As so McCain, who has the audacity to campaign on the theme of "country first", is doing precisely the opposite, and precisely the sort of things that he once deplored himself. Republicans don't really seem to have the shame gene, as far as I can see, but if they did, this man would be avoiding mirrors for the rest of his life.
Of course, this is not really all that new for him. He's been running around flacking for Bush for eight years now. He's completely changed his positions on the religious right, whom he once described as "agents of intolerance", as well as on immigration, torture, taxes and more, in every case placating the loonies in his party to win the nomination. Some conviction politician, eh? He once mortgaged the dignity of blacks in America by coming out in favor of the confederate symbol on the flag of South Carolina, just to pander to white racists in his own party. That is, before admitting that he had done so and re-reversing his position, of course. And, talk about country first, what the hell were he and Palin doing in the Gulf Coast as it scrambled to prepared for the series of hurricanes coming its way? George Bush, operational commander-in-chief of the federal government, said he wasn't going to go there and cause a distraction. Gee, I wonder what the senator from Arizona and the governor of Alaska brought to the preparation efforts down there? You'd almost think they were using a national disaster as a campaign event.
I've seen Barack Obama reacting to the allegations and smears coming out of the Republican convention, and I've seen some of the ads he's running. The latter are pretty good, but the former is pathetic. This dude better freakin' cowboy up, and fast, or he is going to get consumed by the Rove machine, just like Dukakis, Gore, Kerry and the rest. Obama needs to show some anger, he needs to stop speaking so hesitantly in his delivery, he needs some sharp pithy lines to trot out, and he needs to go on the attack. In short, he needs to bare some teeth.
Most of all, while he still barely has a chance to do so, he needs to inoculate himself from what is surely coming. Now is the time to runs endless ads associating McCain with Rove with Bush with dirty politics and to scream out foul play, especially along the lines of not putting country first. Such inoculation will prove invaluable when the pond scum in the McCain camp want to start going very, very low, as the campaign nears election day. Obama can then fit such attacks into the frame he's created, shake his head in ‘sadness' at the ‘desperation' of the McCain campaign, and take away the single thing the Republican has going for him -- the false perception that he is a patriot and an honorable man. But if Obama waits until Schmidt really gets going, without paving the way in advance for an accurate perception of what they're actually doing, it will be too late.
Aren't they smart enough to get this?!?! The thought of another weak-kneed Democratic presidential candidate getting rolled by a GOP dirty politics machine is too much to possibly stomach, especially in 2008, when a candidate pretty much just needs to show up in order to win.
I have tentatively supported Obama so far in large part because I liked what I saw as some fighting instincts during the primary season.

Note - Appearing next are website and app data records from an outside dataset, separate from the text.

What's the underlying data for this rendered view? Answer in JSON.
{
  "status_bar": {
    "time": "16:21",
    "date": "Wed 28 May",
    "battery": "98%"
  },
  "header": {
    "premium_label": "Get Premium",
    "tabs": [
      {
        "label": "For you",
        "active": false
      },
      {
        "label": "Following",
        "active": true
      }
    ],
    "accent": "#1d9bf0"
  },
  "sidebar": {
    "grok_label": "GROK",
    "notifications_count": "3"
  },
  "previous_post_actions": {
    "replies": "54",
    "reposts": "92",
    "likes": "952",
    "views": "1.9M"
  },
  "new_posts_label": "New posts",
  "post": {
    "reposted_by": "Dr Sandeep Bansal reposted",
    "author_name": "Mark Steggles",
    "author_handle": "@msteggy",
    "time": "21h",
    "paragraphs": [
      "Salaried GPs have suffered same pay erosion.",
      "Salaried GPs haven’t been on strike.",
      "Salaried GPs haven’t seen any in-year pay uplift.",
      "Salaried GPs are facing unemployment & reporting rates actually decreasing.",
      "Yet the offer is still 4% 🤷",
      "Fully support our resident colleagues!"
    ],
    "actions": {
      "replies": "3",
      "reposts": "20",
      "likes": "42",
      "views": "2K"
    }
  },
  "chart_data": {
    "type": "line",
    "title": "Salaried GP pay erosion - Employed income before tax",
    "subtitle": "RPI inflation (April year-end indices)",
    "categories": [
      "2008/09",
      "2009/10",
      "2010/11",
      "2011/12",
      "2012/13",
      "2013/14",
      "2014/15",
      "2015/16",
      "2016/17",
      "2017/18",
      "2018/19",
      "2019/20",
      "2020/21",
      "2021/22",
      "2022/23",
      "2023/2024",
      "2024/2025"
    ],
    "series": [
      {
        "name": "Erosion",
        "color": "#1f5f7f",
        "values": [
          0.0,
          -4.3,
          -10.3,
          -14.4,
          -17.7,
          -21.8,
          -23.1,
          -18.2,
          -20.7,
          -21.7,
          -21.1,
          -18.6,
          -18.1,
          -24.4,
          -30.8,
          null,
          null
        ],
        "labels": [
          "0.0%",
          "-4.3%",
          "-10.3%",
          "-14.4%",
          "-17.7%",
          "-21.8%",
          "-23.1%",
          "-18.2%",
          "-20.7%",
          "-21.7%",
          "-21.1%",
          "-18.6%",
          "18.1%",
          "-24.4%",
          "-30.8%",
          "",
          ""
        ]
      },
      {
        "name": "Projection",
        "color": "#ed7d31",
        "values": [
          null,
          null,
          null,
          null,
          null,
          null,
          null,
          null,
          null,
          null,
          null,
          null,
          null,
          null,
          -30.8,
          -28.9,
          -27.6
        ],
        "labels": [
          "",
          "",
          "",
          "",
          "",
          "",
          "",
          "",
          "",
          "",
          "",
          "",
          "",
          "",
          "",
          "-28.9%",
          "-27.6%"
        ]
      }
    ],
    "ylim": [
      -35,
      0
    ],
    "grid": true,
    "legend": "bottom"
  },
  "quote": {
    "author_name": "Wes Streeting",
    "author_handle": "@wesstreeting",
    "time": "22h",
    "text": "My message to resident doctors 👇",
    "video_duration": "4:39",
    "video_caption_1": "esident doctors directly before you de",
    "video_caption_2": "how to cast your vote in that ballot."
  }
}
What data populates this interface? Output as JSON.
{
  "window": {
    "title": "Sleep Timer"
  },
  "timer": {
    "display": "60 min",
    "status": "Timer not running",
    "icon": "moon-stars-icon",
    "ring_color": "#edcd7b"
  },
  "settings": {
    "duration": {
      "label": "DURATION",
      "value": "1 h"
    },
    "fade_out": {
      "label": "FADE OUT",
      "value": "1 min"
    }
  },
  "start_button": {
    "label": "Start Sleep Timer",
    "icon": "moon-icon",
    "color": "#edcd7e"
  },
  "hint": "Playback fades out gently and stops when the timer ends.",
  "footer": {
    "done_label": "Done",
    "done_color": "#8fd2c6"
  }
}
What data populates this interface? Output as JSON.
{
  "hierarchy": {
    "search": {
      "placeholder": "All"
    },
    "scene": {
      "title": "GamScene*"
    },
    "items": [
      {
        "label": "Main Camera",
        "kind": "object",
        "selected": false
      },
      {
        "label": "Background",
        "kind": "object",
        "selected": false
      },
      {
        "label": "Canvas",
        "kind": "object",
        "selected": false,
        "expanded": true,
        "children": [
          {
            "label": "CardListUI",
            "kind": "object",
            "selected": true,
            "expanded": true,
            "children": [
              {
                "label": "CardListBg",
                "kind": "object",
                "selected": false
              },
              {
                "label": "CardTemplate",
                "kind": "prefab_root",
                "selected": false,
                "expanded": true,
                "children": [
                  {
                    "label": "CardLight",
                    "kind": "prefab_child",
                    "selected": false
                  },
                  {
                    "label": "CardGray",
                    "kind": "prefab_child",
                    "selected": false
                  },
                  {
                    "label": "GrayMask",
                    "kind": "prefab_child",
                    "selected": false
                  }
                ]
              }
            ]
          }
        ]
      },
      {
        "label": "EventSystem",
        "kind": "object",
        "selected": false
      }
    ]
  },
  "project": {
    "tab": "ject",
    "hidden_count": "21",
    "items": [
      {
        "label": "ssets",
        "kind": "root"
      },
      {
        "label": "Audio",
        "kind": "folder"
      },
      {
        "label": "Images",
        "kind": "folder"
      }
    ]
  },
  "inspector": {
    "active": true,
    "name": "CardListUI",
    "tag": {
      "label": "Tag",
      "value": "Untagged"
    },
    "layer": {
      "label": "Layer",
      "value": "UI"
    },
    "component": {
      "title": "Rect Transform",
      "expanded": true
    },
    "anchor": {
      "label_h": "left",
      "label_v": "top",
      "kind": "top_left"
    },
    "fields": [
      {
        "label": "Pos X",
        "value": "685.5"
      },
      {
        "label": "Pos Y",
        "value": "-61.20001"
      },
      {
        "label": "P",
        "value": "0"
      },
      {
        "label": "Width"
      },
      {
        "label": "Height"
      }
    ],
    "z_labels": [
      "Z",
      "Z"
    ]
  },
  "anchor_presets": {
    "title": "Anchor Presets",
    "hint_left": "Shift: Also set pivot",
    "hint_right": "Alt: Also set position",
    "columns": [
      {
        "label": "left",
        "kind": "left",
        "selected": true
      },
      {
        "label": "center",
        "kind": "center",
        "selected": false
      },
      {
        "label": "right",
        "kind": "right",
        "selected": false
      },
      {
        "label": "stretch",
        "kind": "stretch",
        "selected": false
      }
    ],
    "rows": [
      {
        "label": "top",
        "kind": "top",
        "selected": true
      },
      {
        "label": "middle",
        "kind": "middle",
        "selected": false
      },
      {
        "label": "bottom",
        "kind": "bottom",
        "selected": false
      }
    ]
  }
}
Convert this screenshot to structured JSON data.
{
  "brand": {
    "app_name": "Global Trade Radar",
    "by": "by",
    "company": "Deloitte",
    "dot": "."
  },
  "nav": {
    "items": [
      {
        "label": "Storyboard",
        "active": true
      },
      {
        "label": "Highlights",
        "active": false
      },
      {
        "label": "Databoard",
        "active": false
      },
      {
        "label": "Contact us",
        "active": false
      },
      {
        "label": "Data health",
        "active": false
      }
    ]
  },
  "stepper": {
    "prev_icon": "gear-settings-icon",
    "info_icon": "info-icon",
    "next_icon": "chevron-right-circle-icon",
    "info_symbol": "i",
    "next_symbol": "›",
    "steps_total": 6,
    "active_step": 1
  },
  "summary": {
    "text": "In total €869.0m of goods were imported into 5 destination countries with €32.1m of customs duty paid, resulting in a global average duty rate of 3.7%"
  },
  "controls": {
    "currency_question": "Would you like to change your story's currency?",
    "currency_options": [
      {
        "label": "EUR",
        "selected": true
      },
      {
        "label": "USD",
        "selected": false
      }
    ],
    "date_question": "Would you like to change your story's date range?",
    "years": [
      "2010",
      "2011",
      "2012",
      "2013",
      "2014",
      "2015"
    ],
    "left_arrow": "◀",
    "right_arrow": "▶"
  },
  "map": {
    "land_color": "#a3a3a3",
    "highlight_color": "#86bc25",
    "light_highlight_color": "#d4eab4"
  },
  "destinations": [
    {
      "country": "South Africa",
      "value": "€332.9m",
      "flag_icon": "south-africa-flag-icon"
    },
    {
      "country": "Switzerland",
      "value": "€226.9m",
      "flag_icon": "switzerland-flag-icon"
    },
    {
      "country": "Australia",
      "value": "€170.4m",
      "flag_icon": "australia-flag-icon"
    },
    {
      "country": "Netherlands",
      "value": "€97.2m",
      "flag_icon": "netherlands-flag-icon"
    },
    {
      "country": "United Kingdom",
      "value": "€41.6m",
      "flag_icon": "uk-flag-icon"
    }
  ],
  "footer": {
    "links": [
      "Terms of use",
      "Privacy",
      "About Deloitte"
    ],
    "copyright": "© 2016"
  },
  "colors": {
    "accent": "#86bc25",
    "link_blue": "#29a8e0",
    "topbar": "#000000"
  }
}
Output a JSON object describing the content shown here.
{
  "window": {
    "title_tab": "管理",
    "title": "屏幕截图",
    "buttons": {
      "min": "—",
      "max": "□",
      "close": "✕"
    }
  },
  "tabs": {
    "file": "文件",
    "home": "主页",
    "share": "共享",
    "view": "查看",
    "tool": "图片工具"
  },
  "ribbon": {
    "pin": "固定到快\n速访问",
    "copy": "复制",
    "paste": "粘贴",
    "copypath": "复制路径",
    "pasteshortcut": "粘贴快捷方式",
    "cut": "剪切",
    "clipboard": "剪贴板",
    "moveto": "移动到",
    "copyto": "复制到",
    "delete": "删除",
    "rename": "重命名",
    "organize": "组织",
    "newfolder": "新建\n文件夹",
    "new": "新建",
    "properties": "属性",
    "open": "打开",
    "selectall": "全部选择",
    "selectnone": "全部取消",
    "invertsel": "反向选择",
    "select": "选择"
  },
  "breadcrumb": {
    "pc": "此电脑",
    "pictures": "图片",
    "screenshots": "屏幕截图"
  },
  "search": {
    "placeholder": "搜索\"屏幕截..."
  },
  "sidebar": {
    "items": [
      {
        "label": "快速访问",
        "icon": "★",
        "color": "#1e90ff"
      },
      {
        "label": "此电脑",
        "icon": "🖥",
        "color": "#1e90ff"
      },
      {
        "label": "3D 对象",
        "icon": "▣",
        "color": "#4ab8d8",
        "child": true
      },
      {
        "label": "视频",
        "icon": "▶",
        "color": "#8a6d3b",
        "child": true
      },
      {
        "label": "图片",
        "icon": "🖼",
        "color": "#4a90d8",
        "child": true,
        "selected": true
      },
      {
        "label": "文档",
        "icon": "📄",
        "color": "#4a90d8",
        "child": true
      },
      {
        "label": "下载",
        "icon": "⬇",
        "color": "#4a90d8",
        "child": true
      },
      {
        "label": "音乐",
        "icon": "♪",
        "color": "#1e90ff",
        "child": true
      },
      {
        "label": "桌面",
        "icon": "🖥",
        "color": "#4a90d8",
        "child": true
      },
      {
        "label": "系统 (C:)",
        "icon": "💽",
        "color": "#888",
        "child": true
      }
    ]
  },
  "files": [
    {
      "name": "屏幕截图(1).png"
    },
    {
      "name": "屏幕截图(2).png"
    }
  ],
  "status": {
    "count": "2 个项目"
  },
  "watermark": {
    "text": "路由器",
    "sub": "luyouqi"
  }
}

But if he can't attack McCain for picking someone who doesn't meet McCain's own definition of what the country needs in a president, if he can't show enough intelligence to put this patriotism crap off limits after the swift-boating experience of 2004, if he can't show some grit to the voting public who longs to see it, then he won't win and doesn't deserve to.
But that's him, and that's his problem.
I deserve better than that, and so does the rest of the world.